-- WHAT IS REQUIRED --
Every entry must be output exactly as it was written.

────────────────

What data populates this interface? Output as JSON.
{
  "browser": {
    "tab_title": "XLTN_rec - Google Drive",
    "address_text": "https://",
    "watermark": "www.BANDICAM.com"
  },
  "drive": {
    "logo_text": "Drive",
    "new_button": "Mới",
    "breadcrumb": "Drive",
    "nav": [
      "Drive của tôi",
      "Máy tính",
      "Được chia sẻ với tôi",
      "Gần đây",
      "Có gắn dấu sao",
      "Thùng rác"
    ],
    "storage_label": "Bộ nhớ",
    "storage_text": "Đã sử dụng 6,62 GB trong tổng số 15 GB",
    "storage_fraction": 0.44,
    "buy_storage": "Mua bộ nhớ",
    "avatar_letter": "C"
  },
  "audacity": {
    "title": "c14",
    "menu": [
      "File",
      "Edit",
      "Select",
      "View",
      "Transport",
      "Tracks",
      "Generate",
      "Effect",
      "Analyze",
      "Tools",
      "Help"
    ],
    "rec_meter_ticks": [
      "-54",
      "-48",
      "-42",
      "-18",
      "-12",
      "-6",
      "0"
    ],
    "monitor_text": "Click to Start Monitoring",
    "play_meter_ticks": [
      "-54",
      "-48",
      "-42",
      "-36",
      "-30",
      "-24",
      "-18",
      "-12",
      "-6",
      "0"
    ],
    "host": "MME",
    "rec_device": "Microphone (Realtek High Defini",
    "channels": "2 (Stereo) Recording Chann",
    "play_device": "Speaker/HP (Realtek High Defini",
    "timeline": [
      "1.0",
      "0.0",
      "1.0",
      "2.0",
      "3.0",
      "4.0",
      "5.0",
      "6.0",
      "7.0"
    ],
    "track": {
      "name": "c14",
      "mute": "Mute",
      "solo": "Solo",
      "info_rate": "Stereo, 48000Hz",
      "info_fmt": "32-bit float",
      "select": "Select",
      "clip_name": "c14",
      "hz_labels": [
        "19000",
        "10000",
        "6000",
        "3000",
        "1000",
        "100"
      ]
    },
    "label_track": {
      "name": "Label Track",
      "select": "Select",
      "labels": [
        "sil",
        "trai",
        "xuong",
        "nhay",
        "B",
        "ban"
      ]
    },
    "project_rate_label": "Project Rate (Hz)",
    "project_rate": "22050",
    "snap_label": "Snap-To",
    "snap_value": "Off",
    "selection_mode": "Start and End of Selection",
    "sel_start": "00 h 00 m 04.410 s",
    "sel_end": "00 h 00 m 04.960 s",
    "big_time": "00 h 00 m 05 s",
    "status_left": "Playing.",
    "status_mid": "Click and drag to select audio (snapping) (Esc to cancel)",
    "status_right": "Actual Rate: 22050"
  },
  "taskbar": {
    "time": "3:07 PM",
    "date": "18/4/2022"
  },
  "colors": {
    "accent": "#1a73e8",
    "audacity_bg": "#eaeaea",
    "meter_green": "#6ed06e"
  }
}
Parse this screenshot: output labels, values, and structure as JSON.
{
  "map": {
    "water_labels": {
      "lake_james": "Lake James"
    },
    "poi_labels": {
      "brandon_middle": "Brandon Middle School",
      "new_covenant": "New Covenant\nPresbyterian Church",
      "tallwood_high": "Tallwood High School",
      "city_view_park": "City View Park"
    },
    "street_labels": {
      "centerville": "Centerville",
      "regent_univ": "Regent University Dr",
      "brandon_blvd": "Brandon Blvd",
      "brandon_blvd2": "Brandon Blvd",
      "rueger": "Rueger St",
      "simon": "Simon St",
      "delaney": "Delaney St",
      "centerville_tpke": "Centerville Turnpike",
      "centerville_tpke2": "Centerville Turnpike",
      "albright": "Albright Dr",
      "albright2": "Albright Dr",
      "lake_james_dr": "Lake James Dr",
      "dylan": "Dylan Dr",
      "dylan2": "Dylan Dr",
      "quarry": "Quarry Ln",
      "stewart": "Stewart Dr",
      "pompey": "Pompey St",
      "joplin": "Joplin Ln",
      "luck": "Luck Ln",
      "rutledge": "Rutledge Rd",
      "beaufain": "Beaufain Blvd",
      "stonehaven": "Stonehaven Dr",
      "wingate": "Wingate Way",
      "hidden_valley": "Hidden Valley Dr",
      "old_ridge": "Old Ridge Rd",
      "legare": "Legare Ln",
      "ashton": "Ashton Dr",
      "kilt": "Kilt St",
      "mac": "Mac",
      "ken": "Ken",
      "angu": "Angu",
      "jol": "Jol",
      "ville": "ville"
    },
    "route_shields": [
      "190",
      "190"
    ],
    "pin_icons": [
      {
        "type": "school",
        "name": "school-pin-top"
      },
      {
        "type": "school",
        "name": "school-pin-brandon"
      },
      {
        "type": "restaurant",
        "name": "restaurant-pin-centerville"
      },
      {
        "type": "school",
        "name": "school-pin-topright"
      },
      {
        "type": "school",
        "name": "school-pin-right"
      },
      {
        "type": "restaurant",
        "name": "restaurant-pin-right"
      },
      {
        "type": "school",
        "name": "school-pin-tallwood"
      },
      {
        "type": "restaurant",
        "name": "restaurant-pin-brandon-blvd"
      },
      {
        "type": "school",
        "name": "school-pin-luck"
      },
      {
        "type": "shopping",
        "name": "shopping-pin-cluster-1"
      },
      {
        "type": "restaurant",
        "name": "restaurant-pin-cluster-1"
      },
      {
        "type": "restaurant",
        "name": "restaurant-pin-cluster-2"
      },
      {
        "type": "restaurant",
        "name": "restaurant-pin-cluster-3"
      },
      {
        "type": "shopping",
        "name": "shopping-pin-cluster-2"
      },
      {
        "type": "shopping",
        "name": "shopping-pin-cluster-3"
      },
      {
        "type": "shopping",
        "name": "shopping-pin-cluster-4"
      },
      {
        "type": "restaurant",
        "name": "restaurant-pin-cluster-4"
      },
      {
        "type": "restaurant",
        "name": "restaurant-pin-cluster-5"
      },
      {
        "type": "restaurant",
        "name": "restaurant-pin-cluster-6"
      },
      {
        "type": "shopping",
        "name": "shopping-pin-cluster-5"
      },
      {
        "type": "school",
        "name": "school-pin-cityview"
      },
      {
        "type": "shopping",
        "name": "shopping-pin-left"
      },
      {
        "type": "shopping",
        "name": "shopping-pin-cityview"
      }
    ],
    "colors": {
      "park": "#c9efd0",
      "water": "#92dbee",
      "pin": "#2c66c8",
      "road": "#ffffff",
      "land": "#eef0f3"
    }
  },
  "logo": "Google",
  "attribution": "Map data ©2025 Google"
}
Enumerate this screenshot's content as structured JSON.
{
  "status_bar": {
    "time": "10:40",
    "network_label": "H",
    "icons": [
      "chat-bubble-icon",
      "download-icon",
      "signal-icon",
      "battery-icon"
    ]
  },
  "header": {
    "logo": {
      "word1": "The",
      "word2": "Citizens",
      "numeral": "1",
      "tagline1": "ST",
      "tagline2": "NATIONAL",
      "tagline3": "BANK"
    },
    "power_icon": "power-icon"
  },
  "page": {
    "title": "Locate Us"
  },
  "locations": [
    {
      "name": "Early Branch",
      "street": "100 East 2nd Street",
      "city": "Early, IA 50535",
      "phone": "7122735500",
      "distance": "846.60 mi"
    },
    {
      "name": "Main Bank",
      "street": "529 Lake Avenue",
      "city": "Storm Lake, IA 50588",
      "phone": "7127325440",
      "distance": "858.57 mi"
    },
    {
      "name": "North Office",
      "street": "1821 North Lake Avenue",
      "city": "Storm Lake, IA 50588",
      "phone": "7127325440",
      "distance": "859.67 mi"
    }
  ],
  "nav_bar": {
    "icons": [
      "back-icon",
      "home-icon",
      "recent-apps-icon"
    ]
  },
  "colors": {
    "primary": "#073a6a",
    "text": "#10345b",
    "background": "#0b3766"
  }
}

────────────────

-- WRITTEN ANSWER --
What data populates this interface? Output as JSON.
{
  "browser": {
    "tab_title": "XLTN_rec - Google Drive",
    "address_text": "https://",
    "watermark": "www.BANDICAM.com"
  },
  "drive": {
    "logo_text": "Drive",
    "new_button": "Mới",
    "breadcrumb": "Drive",
    "nav": [
      "Drive của tôi",
      "Máy tính",
      "Được chia sẻ với tôi",
      "Gần đây",
      "Có gắn dấu sao",
      "Thùng rác"
    ],
    "storage_label": "Bộ nhớ",
    "storage_text": "Đã sử dụng 6,62 GB trong tổng số 15 GB",
    "storage_fraction": 0.44,
    "buy_storage": "Mua bộ nhớ",
    "avatar_letter": "C"
  },
  "audacity": {
    "title": "c14",
    "menu": [
      "File",
      "Edit",
      "Select",
      "View",
      "Transport",
      "Tracks",
      "Generate",
      "Effect",
      "Analyze",
      "Tools",
      "Help"
    ],
    "rec_meter_ticks": [
      "-54",
      "-48",
      "-42",
      "-18",
      "-12",
      "-6",
      "0"
    ],
    "monitor_text": "Click to Start Monitoring",
    "play_meter_ticks": [
      "-54",
      "-48",
      "-42",
      "-36",
      "-30",
      "-24",
      "-18",
      "-12",
      "-6",
      "0"
    ],
    "host": "MME",
    "rec_device": "Microphone (Realtek High Defini",
    "channels": "2 (Stereo) Recording Chann",
    "play_device": "Speaker/HP (Realtek High Defini",
    "timeline": [
      "1.0",
      "0.0",
      "1.0",
      "2.0",
      "3.0",
      "4.0",
      "5.0",
      "6.0",
      "7.0"
    ],
    "track": {
      "name": "c14",
      "mute": "Mute",
      "solo": "Solo",
      "info_rate": "Stereo, 48000Hz",
      "info_fmt": "32-bit float",
      "select": "Select",
      "clip_name": "c14",
      "hz_labels": [
        "19000",
        "10000",
        "6000",
        "3000",
        "1000",
        "100"
      ]
    },
    "label_track": {
      "name": "Label Track",
      "select": "Select",
      "labels": [
        "sil",
        "trai",
        "xuong",
        "nhay",
        "B",
        "ban"
      ]
    },
    "project_rate_label": "Project Rate (Hz)",
    "project_rate": "22050",
    "snap_label": "Snap-To",
    "snap_value": "Off",
    "selection_mode": "Start and End of Selection",
    "sel_start": "00 h 00 m 04.410 s",
    "sel_end": "00 h 00 m 04.960 s",
    "big_time": "00 h 00 m 05 s",
    "status_left": "Playing.",
    "status_mid": "Click and drag to select audio (snapping) (Esc to cancel)",
    "status_right": "Actual Rate: 22050"
  },
  "taskbar": {
    "time": "3:07 PM",
    "date": "18/4/2022"
  },
  "colors": {
    "accent": "#1a73e8",
    "audacity_bg": "#eaeaea",
    "meter_green": "#6ed06e"
  }
}
Parse this screenshot: output labels, values, and structure as JSON.
{
  "map": {
    "water_labels": {
      "lake_james": "Lake James"
    },
    "poi_labels": {
      "brandon_middle": "Brandon Middle School",
      "new_covenant": "New Covenant\nPresbyterian Church",
      "tallwood_high": "Tallwood High School",
      "city_view_park": "City View Park"
    },
    "street_labels": {
      "centerville": "Centerville",
      "regent_univ": "Regent University Dr",
      "brandon_blvd": "Brandon Blvd",
      "brandon_blvd2": "Brandon Blvd",
      "rueger": "Rueger St",
      "simon": "Simon St",
      "delaney": "Delaney St",
      "centerville_tpke": "Centerville Turnpike",
      "centerville_tpke2": "Centerville Turnpike",
      "albright": "Albright Dr",
      "albright2": "Albright Dr",
      "lake_james_dr": "Lake James Dr",
      "dylan": "Dylan Dr",
      "dylan2": "Dylan Dr",
      "quarry": "Quarry Ln",
      "stewart": "Stewart Dr",
      "pompey": "Pompey St",
      "joplin": "Joplin Ln",
      "luck": "Luck Ln",
      "rutledge": "Rutledge Rd",
      "beaufain": "Beaufain Blvd",
      "stonehaven": "Stonehaven Dr",
      "wingate": "Wingate Way",
      "hidden_valley": "Hidden Valley Dr",
      "old_ridge": "Old Ridge Rd",
      "legare": "Legare Ln",
      "ashton": "Ashton Dr",
      "kilt": "Kilt St",
      "mac": "Mac",
      "ken": "Ken",
      "angu": "Angu",
      "jol": "Jol",
      "ville": "ville"
    },
    "route_shields": [
      "190",
      "190"
    ],
    "pin_icons": [
      {
        "type": "school",
        "name": "school-pin-top"
      },
      {
        "type": "school",
        "name": "school-pin-brandon"
      },
      {
        "type": "restaurant",
        "name": "restaurant-pin-centerville"
      },
      {
        "type": "school",
        "name": "school-pin-topright"
      },
      {
        "type": "school",
        "name": "school-pin-right"
      },
      {
        "type": "restaurant",
        "name": "restaurant-pin-right"
      },
      {
        "type": "school",
        "name": "school-pin-tallwood"
      },
      {
        "type": "restaurant",
        "name": "restaurant-pin-brandon-blvd"
      },
      {
        "type": "school",
        "name": "school-pin-luck"
      },
      {
        "type": "shopping",
        "name": "shopping-pin-cluster-1"
      },
      {
        "type": "restaurant",
        "name": "restaurant-pin-cluster-1"
      },
      {
        "type": "restaurant",
        "name": "restaurant-pin-cluster-2"
      },
      {
        "type": "restaurant",
        "name": "restaurant-pin-cluster-3"
      },
      {
        "type": "shopping",
        "name": "shopping-pin-cluster-2"
      },
      {
        "type": "shopping",
        "name": "shopping-pin-cluster-3"
      },
      {
        "type": "shopping",
        "name": "shopping-pin-cluster-4"
      },
      {
        "type": "restaurant",
        "name": "restaurant-pin-cluster-4"
      },
      {
        "type": "restaurant",
        "name": "restaurant-pin-cluster-5"
      },
      {
        "type": "restaurant",
        "name": "restaurant-pin-cluster-6"
      },
      {
        "type": "shopping",
        "name": "shopping-pin-cluster-5"
      },
      {
        "type": "school",
        "name": "school-pin-cityview"
      },
      {
        "type": "shopping",
        "name": "shopping-pin-left"
      },
      {
        "type": "shopping",
        "name": "shopping-pin-cityview"
      }
    ],
    "colors": {
      "park": "#c9efd0",
      "water": "#92dbee",
      "pin": "#2c66c8",
      "road": "#ffffff",
      "land": "#eef0f3"
    }
  },
  "logo": "Google",
  "attribution": "Map data ©2025 Google"
}
Enumerate this screenshot's content as structured JSON.
{
  "status_bar": {
    "time": "10:40",
    "network_label": "H",
    "icons": [
      "chat-bubble-icon",
      "download-icon",
      "signal-icon",
      "battery-icon"
    ]
  },
  "header": {
    "logo": {
      "word1": "The",
      "word2": "Citizens",
      "numeral": "1",
      "tagline1": "ST",
      "tagline2": "NATIONAL",
      "tagline3": "BANK"
    },
    "power_icon": "power-icon"
  },
  "page": {
    "title": "Locate Us"
  },
  "locations": [
    {
      "name": "Early Branch",
      "street": "100 East 2nd Street",
      "city": "Early, IA 50535",
      "phone": "7122735500",
      "distance": "846.60 mi"
    },
    {
      "name": "Main Bank",
      "street": "529 Lake Avenue",
      "city": "Storm Lake, IA 50588",
      "phone": "7127325440",
      "distance": "858.57 mi"
    },
    {
      "name": "North Office",
      "street": "1821 North Lake Avenue",
      "city": "Storm Lake, IA 50588",
      "phone": "7127325440",
      "distance": "859.67 mi"
    }
  ],
  "nav_bar": {
    "icons": [
      "back-icon",
      "home-icon",
      "recent-apps-icon"
    ]
  },
  "colors": {
    "primary": "#073a6a",
    "text": "#10345b",
    "background": "#0b3766"
  }
}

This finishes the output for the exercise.